Several Australian companies have a sizable global market in healthcare. CSL Ltd. is a major biotech company headquartered in Melbourne, with a market cap of $92bn and more than 25 thousand employees worldwide. It produces several influenza vaccines as well as vital antivenoms for treatment against wildlife encounters. Cochlear is a medical devices company headquartered in Sydney, widely known for pioneering hearing devices for deafness, that relay sounds to the brain without the need for surgery. It was named among the world’s most innovative companies by Forbes magazine in 2011. Ramsay Healthcare is a multinational healthcare provider and hospital network, with more than 80 thousand employees worldwide. It operates clinics in around 500 locations, mostly in Europe, Indonesia, and Malaysia alongside its services within Australia.
In late 2021, CSL announced it agreed to acquire Switzerland’s Vifor Pharma Group, for $11.7bn, which was the largest deal in the biopharma industry in 2021. CSL aims to diversify its portfolio, which is currently dependent on vaccines and blood plasma products, to include kidney treatment drugs and deficiency franchises. The sector is expected to continue growing strongly over the next five years due to Australia’s aging population, the increasing prevalence of many chronic diseases, and rising private health insurance coverage.
What value is in Australia?

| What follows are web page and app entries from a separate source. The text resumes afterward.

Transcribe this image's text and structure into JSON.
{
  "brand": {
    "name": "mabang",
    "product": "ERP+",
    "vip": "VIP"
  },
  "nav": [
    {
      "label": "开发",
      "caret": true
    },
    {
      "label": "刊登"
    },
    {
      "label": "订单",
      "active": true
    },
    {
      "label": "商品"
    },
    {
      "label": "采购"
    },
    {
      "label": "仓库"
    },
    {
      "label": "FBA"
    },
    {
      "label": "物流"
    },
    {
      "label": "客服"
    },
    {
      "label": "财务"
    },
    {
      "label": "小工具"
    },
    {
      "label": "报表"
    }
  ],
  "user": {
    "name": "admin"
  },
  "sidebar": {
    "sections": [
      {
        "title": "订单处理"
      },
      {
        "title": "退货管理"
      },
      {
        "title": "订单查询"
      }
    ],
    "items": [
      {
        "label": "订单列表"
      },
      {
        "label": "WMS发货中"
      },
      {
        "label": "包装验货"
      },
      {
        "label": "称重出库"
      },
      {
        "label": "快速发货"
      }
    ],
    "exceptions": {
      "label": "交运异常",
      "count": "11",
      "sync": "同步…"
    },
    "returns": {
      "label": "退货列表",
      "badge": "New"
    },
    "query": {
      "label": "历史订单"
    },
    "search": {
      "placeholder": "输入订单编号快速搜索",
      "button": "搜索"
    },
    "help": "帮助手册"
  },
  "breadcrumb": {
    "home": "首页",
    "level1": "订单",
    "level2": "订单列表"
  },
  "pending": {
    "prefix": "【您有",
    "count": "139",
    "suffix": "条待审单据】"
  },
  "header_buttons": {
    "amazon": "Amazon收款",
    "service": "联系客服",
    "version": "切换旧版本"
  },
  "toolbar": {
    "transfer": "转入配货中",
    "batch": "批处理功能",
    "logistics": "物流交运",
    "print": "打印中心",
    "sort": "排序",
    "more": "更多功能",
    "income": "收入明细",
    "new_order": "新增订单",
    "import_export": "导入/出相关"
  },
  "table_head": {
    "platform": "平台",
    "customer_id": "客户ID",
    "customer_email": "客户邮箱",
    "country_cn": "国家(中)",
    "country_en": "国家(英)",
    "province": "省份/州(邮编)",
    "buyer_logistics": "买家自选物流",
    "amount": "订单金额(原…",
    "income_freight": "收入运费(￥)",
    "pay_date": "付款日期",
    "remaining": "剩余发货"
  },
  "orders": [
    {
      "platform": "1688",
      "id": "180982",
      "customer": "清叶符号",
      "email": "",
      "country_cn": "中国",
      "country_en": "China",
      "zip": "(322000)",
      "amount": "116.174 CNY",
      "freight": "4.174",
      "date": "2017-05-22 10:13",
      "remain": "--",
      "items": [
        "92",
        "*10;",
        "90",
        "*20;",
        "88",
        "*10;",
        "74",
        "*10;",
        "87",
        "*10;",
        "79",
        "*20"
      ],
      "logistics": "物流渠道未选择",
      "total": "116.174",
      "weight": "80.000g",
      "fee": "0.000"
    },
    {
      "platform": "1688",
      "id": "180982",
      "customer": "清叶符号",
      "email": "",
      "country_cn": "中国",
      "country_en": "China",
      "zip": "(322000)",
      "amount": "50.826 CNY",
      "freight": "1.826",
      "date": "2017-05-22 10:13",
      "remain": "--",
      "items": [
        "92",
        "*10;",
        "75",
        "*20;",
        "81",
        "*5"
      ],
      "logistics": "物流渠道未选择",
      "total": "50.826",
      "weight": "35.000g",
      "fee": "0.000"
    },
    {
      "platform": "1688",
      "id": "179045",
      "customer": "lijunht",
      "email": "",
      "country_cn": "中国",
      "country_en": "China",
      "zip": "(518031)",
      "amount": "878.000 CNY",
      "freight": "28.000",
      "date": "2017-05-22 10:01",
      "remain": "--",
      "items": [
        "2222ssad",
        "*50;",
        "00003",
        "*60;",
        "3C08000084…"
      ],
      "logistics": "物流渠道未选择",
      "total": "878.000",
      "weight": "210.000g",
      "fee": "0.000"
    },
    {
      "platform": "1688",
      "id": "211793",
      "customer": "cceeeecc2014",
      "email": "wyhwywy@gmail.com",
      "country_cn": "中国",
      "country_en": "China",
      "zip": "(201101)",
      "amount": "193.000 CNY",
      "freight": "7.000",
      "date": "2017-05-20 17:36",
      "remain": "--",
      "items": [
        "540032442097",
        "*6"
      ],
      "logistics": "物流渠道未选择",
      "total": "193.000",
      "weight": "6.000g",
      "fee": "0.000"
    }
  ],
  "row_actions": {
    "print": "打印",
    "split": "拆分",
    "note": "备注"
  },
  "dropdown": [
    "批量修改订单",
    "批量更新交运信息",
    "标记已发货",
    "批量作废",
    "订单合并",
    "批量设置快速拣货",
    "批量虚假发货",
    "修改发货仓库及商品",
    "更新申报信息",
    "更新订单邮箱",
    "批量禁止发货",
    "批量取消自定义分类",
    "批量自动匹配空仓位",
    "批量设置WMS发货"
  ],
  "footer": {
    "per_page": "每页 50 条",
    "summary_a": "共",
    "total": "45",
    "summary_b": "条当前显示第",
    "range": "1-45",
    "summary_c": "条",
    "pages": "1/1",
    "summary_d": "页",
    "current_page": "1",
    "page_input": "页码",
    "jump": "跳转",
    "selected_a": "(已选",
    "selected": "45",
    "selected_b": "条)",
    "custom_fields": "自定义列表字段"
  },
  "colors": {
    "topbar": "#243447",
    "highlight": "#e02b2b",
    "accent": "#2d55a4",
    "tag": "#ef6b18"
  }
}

Deal activity in Australia has been centered around the structure of its economy and how it will evolve in the future. Historically, Australia developed due to the substantial natural resources it holds. Amongst the most important are fuel minerals (e.g., coal, oil), iron ore, and precious metals. The production and export of these required the development of adequate infrastructure, which is now an attractive investment in times of inflation. Buying large infrastructure assets in Australia as an inflation hedge is the first popular inflation thesis driving investment in Australia.

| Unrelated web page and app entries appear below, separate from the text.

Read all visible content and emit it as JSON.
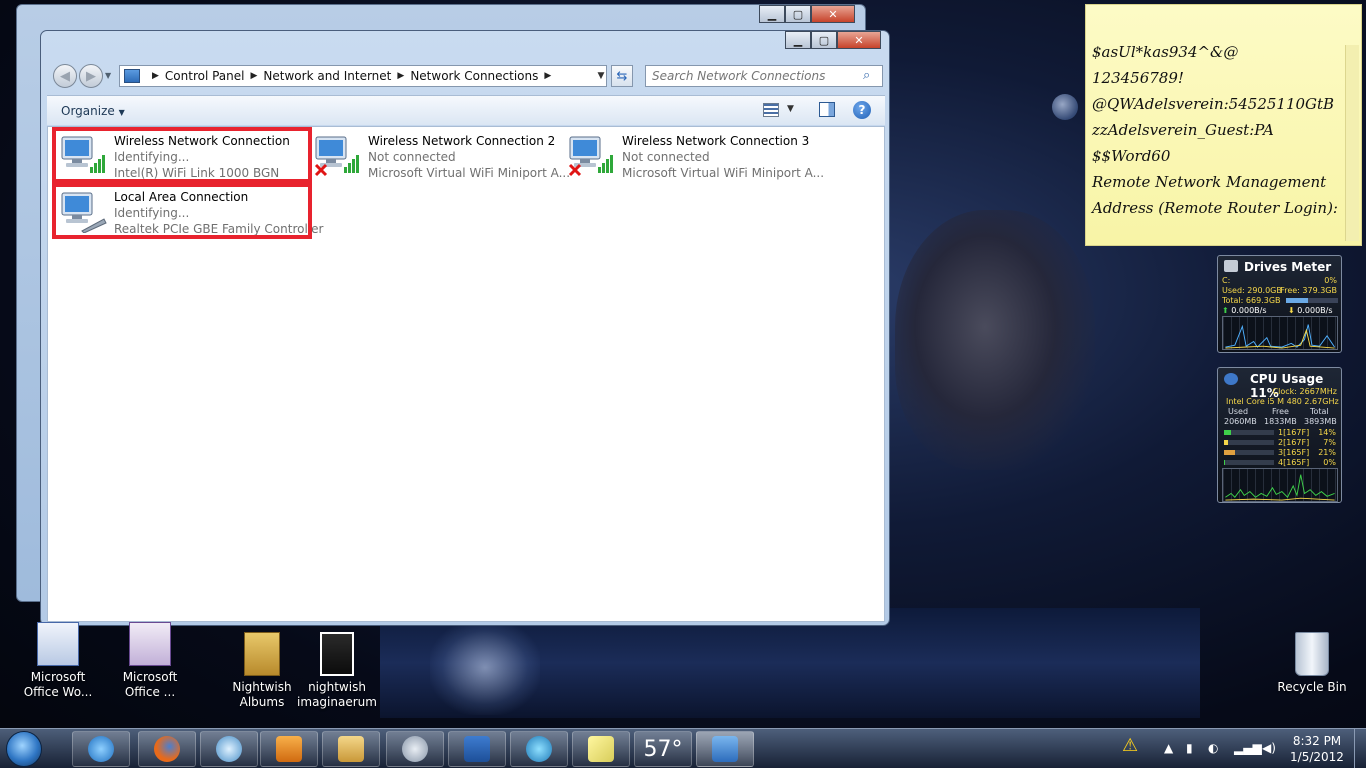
{
  "explorer": {
    "breadcrumb": [
      "Control Panel",
      "Network and Internet",
      "Network Connections"
    ],
    "search_placeholder": "Search Network Connections",
    "toolbar": {
      "organize_label": "Organize"
    },
    "connections": [
      {
        "name": "Wireless Network Connection",
        "status": "Identifying...",
        "device": "Intel(R) WiFi Link 1000 BGN"
      },
      {
        "name": "Wireless Network Connection 2",
        "status": "Not connected",
        "device": "Microsoft Virtual WiFi Miniport A..."
      },
      {
        "name": "Wireless Network Connection 3",
        "status": "Not connected",
        "device": "Microsoft Virtual WiFi Miniport A..."
      },
      {
        "name": "Local Area Connection",
        "status": "Identifying...",
        "device": "Realtek PCIe GBE Family Controller"
      }
    ]
  },
  "sticky_note": {
    "lines": [
      "$asUl*kas934^&@",
      "123456789!",
      "@QWAdelsverein:54525110GtB",
      "zzAdelsverein_Guest:PA",
      "$$Word60",
      "Remote Network Management",
      "Address (Remote Router Login):"
    ]
  },
  "drives_meter": {
    "title": "Drives Meter",
    "drive": "C:",
    "percent": "0%",
    "used": "Used: 290.0GB",
    "free": "Free: 379.3GB",
    "total": "Total: 669.3GB",
    "read": "0.000B/s",
    "write": "0.000B/s",
    "usage_fraction": 0.43
  },
  "cpu_usage": {
    "title": "CPU Usage 11%",
    "clock": "Clock: 2667MHz",
    "processor": "Intel Core i5 M 480 2.67GHz",
    "mem_headers": [
      "Used",
      "Free",
      "Total"
    ],
    "mem_values": [
      "2060MB",
      "1833MB",
      "3893MB"
    ],
    "cores": [
      {
        "label": "1[167F]",
        "pct": "14%",
        "fraction": 0.14
      },
      {
        "label": "2[167F]",
        "pct": "7%",
        "fraction": 0.07
      },
      {
        "label": "3[165F]",
        "pct": "21%",
        "fraction": 0.21
      },
      {
        "label": "4[165F]",
        "pct": "0%",
        "fraction": 0.0
      }
    ]
  },
  "desktop_icons": [
    {
      "label": "Microsoft Office Wo..."
    },
    {
      "label": "Microsoft Office ..."
    },
    {
      "label": "Nightwish Albums"
    },
    {
      "label": "nightwish imaginaerum"
    },
    {
      "label": "Recycle Bin"
    }
  ],
  "taskbar": {
    "weather_temp": "57°",
    "clock_time": "8:32 PM",
    "clock_date": "1/5/2012"
  },
  "colors": {
    "highlight_red": "#e8232e",
    "sticky_yellow": "#fdfbc6"
  }
}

Aside from the large Sydney Airport, Crown Casino and (possible) Ramsay Health deals, many smaller deals have also focused on infrastructure. Amongst these is the acquisition of shopping mall owner Aventus by the HomeCo Daily Needs REIT for A$2.8bn. The rationale for these investments is simple. On the one hand, being infrastructure or having infrastructure-like features, in the sense that they provide an essential service with little competition, means that they have relatively high pricing power, entailing more stable profits. On the other hand, the underlying asset is a physical one, meaning it will retain value during a sustained period of inflation. It must be added that this increased infrastructure is not just driven by funds with a broad investment mandate being interested in investing in infrastructure. Infrastructure funds are facing high investor demand, raising a record $136.5bn in 2021, with many of the funds being many times oversubscribed.
Another driver of dealmaking activity was based on the need for moving away from an industrial economy driven by the export of coal and other fossil fuels. The most notable example of this was BHP’s spin-off of its oil assets, to improve its ESG rating and therefore valuation.
Finally, technology and digitization were, as in other geographies, a driver of dealmaking, most notably seen by the Afterpay acquisition. Aristocrat Leisure buying UK gaming software company Playtech for A$5bn is another one of these deals. This activity by polluting firms and technology companies has led Luke Bentvelzen, the head of industrials and technology investment banking at Barrenjoey, an investment bank backed by Barclay’s and investment company Magellan, to state half of this year’s (2021) deals have been driven by decarbonization and digitization trends